TASK PROMPT: Every line with the word "heading" in it should be extracted from the data that follows.

[Items from an interface collection]
· · ·
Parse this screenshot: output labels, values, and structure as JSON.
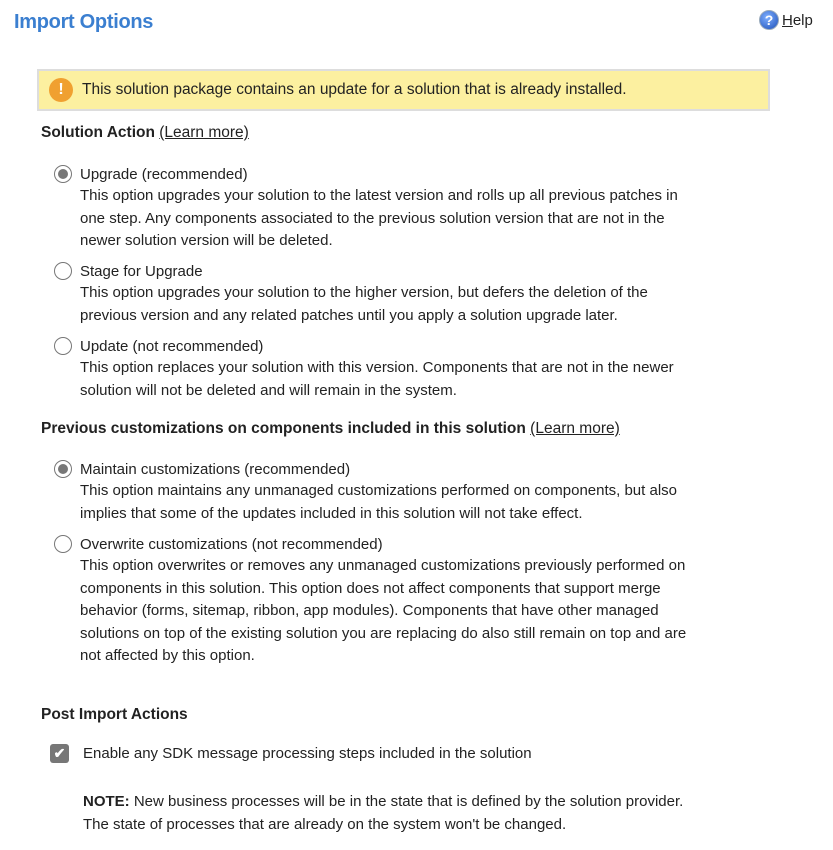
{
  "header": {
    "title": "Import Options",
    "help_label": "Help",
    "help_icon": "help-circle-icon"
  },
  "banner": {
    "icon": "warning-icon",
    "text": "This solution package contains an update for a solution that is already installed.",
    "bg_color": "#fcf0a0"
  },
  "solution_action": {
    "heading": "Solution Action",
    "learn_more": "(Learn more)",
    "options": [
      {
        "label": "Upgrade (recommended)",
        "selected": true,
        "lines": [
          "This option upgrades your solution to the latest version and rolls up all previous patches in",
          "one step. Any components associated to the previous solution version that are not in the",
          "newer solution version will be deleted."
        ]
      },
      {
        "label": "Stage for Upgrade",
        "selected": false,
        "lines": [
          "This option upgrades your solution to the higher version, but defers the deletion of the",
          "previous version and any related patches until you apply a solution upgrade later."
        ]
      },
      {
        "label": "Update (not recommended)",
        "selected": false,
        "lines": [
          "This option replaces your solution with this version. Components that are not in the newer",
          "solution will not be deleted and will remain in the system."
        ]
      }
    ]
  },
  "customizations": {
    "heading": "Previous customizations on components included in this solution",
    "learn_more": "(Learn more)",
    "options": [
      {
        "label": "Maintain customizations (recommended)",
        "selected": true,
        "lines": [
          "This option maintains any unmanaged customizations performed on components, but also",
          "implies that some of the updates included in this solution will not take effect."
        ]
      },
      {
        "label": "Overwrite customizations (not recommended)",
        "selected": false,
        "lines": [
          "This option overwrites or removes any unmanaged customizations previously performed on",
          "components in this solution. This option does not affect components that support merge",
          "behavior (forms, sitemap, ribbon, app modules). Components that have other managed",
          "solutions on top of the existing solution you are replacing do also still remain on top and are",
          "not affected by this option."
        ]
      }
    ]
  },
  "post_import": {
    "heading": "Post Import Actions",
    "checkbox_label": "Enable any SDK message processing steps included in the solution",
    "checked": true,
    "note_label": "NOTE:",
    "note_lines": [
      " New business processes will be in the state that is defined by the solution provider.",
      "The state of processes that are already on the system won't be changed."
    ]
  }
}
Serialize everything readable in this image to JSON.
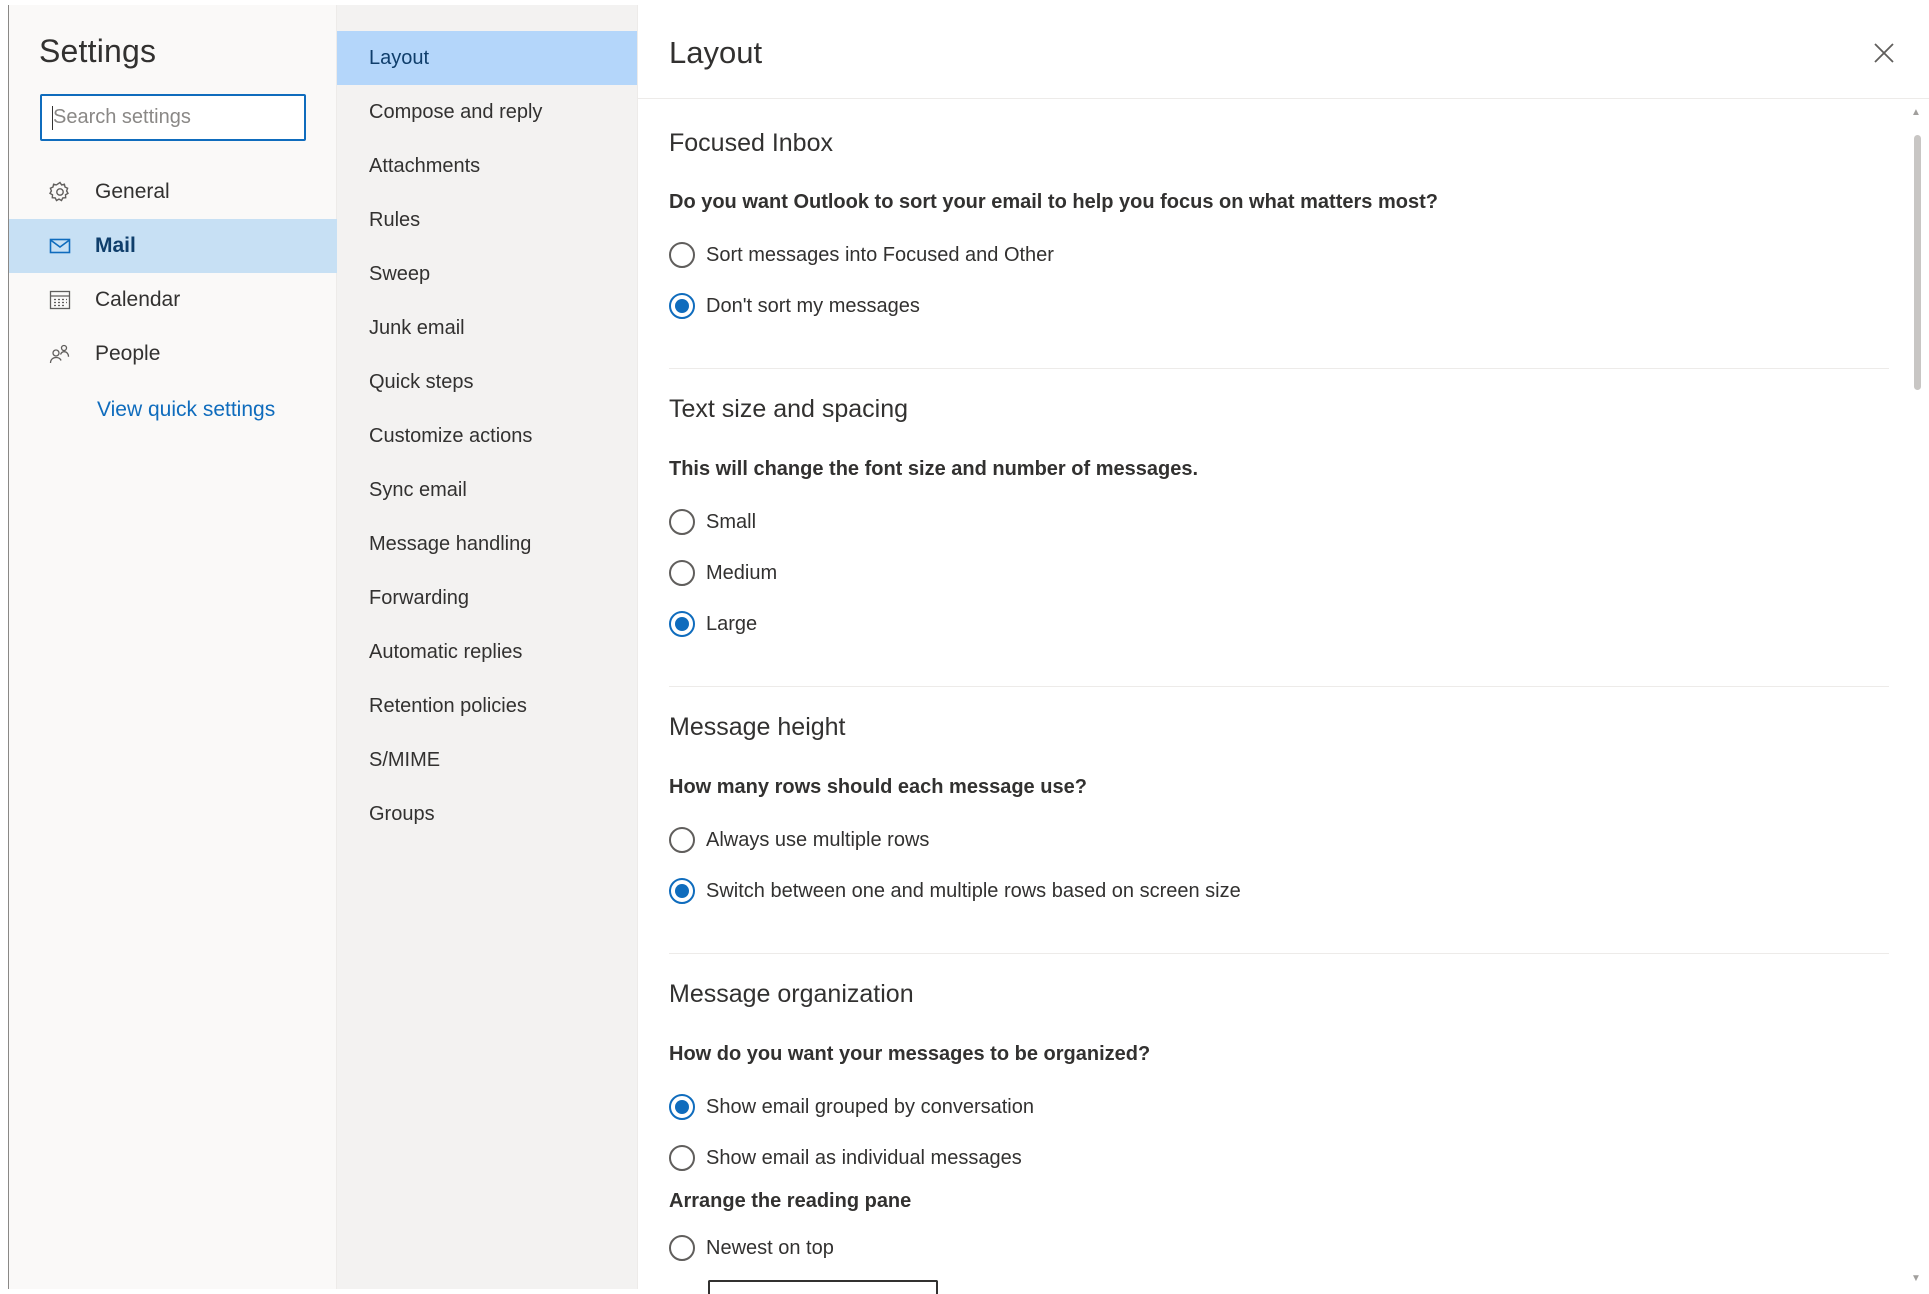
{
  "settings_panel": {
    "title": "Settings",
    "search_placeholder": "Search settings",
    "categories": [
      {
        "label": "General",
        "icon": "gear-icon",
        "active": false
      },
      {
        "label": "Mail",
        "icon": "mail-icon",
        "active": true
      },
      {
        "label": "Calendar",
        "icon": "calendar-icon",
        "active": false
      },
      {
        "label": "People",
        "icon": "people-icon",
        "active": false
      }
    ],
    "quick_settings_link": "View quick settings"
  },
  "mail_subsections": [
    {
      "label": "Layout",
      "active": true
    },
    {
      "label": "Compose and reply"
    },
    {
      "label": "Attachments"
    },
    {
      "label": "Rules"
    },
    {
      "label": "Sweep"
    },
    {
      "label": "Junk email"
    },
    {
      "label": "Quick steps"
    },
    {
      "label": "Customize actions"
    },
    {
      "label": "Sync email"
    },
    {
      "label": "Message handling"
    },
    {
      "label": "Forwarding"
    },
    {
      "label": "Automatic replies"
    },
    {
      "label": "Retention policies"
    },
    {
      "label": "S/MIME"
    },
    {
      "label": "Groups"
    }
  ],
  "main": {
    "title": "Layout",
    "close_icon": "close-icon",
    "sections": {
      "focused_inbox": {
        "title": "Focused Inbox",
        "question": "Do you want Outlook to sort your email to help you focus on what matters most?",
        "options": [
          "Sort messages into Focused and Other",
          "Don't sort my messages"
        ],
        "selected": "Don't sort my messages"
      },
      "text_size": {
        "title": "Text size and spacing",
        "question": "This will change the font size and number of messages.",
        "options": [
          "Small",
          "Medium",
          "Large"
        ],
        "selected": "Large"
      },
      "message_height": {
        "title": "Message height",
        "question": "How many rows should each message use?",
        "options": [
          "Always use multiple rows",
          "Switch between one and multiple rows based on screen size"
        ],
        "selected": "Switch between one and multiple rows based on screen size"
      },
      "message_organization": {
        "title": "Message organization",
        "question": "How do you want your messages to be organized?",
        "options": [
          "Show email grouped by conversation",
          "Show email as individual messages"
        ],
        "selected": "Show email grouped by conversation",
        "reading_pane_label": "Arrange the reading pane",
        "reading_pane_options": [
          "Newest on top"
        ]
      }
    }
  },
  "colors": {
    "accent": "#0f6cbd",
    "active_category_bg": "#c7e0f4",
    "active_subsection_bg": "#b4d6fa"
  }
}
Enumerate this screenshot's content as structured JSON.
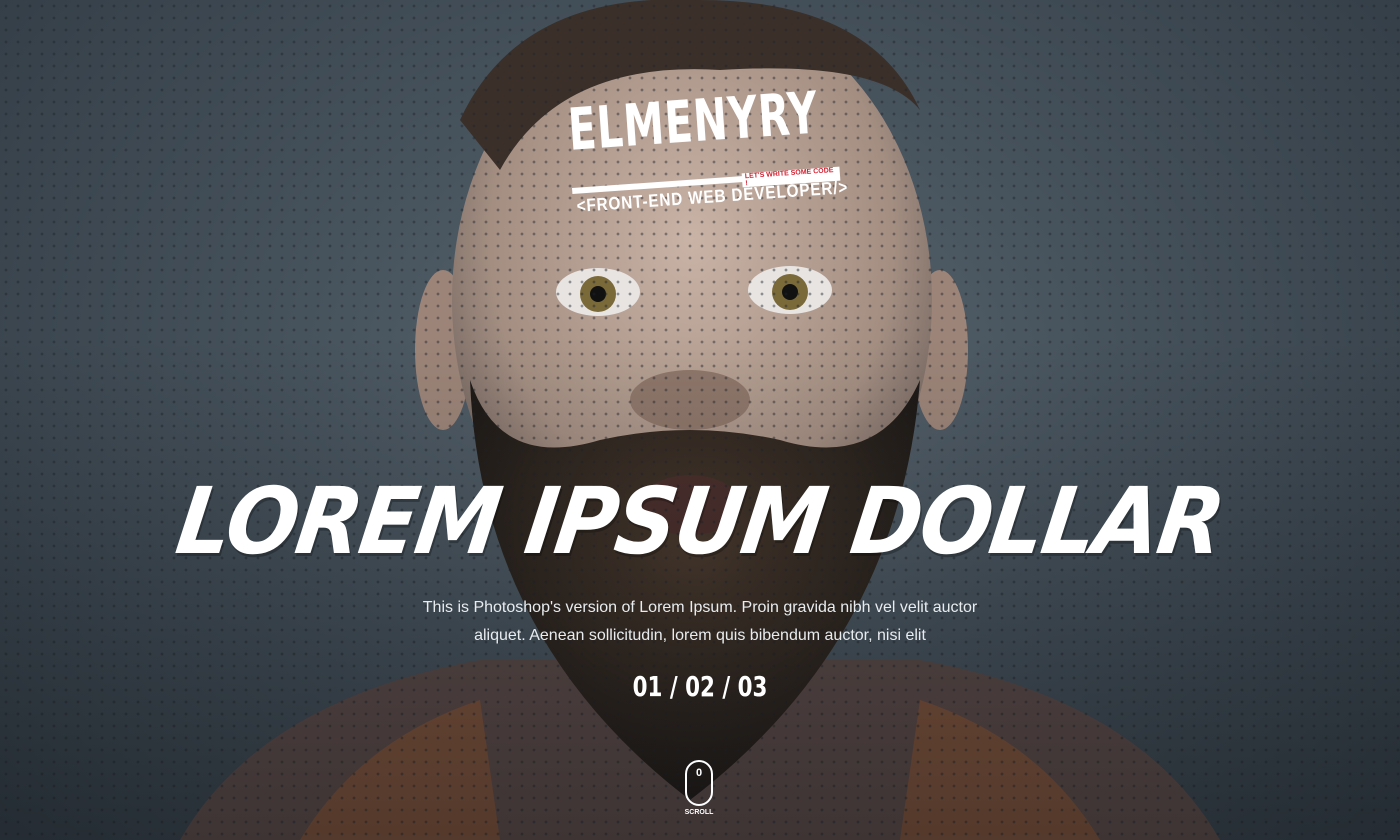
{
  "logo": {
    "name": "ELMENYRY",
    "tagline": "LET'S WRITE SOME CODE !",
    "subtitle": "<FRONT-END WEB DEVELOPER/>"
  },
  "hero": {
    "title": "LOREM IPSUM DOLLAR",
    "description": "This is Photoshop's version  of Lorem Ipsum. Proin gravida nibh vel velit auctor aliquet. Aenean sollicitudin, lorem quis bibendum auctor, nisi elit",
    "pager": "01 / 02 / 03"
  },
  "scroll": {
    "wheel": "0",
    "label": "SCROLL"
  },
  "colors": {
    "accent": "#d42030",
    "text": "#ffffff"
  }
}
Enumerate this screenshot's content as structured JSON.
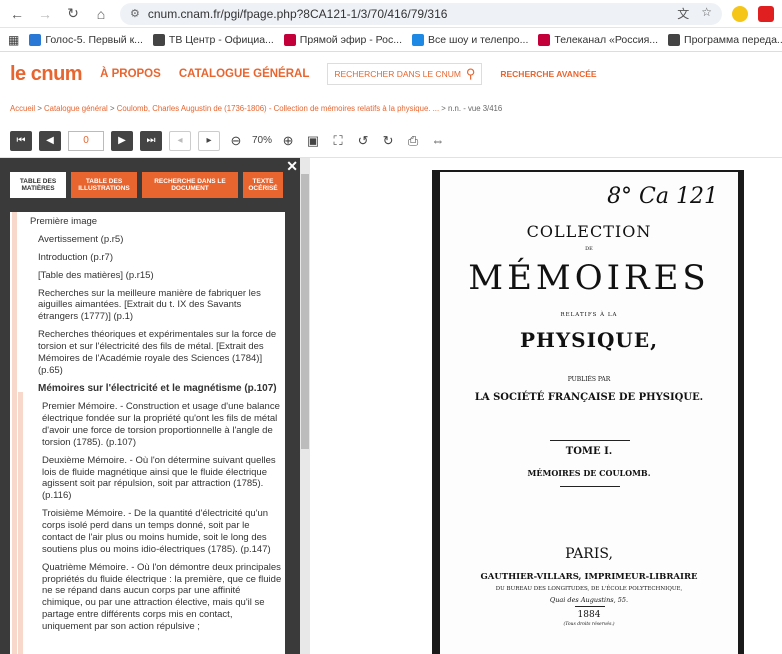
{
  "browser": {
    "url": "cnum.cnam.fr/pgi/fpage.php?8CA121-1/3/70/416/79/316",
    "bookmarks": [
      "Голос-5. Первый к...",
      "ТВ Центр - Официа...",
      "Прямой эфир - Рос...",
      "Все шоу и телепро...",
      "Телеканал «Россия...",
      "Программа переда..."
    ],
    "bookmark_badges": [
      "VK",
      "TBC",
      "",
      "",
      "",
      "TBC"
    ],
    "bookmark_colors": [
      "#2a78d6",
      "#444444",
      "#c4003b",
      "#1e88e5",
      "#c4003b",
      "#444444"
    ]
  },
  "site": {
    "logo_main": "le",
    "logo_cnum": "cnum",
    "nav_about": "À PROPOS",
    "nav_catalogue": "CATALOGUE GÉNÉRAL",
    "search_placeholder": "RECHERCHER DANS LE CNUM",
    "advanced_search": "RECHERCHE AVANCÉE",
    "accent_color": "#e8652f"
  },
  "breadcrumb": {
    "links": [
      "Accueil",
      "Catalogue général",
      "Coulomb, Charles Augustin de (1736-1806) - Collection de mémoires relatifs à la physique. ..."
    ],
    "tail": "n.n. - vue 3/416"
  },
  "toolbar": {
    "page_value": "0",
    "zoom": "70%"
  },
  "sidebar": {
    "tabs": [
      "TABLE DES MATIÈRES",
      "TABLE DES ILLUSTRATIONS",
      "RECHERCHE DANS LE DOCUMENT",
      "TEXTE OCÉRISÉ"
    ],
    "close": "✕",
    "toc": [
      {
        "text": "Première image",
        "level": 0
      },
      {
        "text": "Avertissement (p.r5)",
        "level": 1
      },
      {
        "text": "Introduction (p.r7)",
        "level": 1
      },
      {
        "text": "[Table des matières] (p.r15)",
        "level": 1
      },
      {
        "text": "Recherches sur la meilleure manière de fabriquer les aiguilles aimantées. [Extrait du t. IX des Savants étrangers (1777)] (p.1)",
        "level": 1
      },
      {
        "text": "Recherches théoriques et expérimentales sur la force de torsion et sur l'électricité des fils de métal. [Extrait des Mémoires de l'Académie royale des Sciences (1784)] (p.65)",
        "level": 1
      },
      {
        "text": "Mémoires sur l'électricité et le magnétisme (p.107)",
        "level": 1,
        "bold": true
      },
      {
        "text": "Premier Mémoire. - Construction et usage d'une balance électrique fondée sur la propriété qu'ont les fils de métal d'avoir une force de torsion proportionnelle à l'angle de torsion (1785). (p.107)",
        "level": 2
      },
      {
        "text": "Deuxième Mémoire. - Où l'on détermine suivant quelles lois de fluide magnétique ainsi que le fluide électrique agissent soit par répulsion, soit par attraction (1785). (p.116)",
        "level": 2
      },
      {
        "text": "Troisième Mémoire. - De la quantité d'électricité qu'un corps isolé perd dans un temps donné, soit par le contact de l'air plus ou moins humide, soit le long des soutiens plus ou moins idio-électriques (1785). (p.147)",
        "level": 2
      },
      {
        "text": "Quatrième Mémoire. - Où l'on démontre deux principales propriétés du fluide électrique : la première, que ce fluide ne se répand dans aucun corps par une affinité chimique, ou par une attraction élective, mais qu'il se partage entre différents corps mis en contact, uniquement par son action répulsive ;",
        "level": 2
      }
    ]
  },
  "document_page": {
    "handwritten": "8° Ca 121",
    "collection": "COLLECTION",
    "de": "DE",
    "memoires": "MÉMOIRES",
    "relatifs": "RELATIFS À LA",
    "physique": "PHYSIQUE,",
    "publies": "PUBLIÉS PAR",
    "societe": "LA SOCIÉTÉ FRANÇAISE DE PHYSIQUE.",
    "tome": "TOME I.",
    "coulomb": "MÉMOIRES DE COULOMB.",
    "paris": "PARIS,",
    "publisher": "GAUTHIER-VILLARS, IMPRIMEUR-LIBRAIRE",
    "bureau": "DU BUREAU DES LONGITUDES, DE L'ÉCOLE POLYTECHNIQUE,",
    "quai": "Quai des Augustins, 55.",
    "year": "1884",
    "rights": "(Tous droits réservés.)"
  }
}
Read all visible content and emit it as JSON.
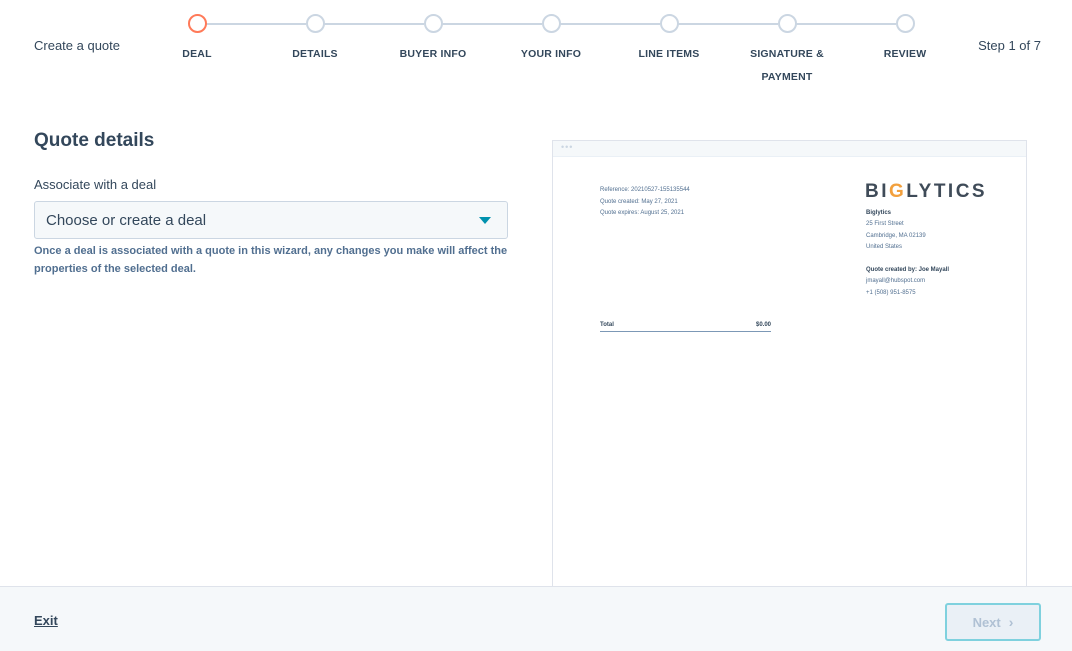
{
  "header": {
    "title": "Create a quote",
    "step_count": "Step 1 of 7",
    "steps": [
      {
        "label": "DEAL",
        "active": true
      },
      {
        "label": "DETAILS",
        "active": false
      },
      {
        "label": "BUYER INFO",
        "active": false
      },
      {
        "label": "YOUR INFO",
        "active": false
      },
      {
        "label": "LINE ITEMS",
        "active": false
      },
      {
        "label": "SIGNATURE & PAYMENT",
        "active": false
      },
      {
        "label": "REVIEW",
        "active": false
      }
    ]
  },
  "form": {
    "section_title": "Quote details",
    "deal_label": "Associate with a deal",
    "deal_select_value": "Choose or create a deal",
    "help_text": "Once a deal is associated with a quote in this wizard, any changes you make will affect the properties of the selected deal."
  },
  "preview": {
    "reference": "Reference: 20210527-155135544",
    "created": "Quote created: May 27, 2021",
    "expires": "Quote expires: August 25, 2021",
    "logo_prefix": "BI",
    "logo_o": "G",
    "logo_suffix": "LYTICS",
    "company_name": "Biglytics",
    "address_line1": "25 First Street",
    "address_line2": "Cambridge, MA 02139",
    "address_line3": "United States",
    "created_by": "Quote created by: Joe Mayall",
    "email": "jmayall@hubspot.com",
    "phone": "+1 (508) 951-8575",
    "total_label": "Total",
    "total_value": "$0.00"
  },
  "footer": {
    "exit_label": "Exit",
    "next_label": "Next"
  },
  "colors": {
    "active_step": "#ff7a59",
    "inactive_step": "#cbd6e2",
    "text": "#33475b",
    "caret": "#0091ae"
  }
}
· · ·
WRITTEN ANSWER:
    "heading": "Solution Action",
    "heading": "Previous customizations on components included in this solution",
    "heading": "Post Import Actions",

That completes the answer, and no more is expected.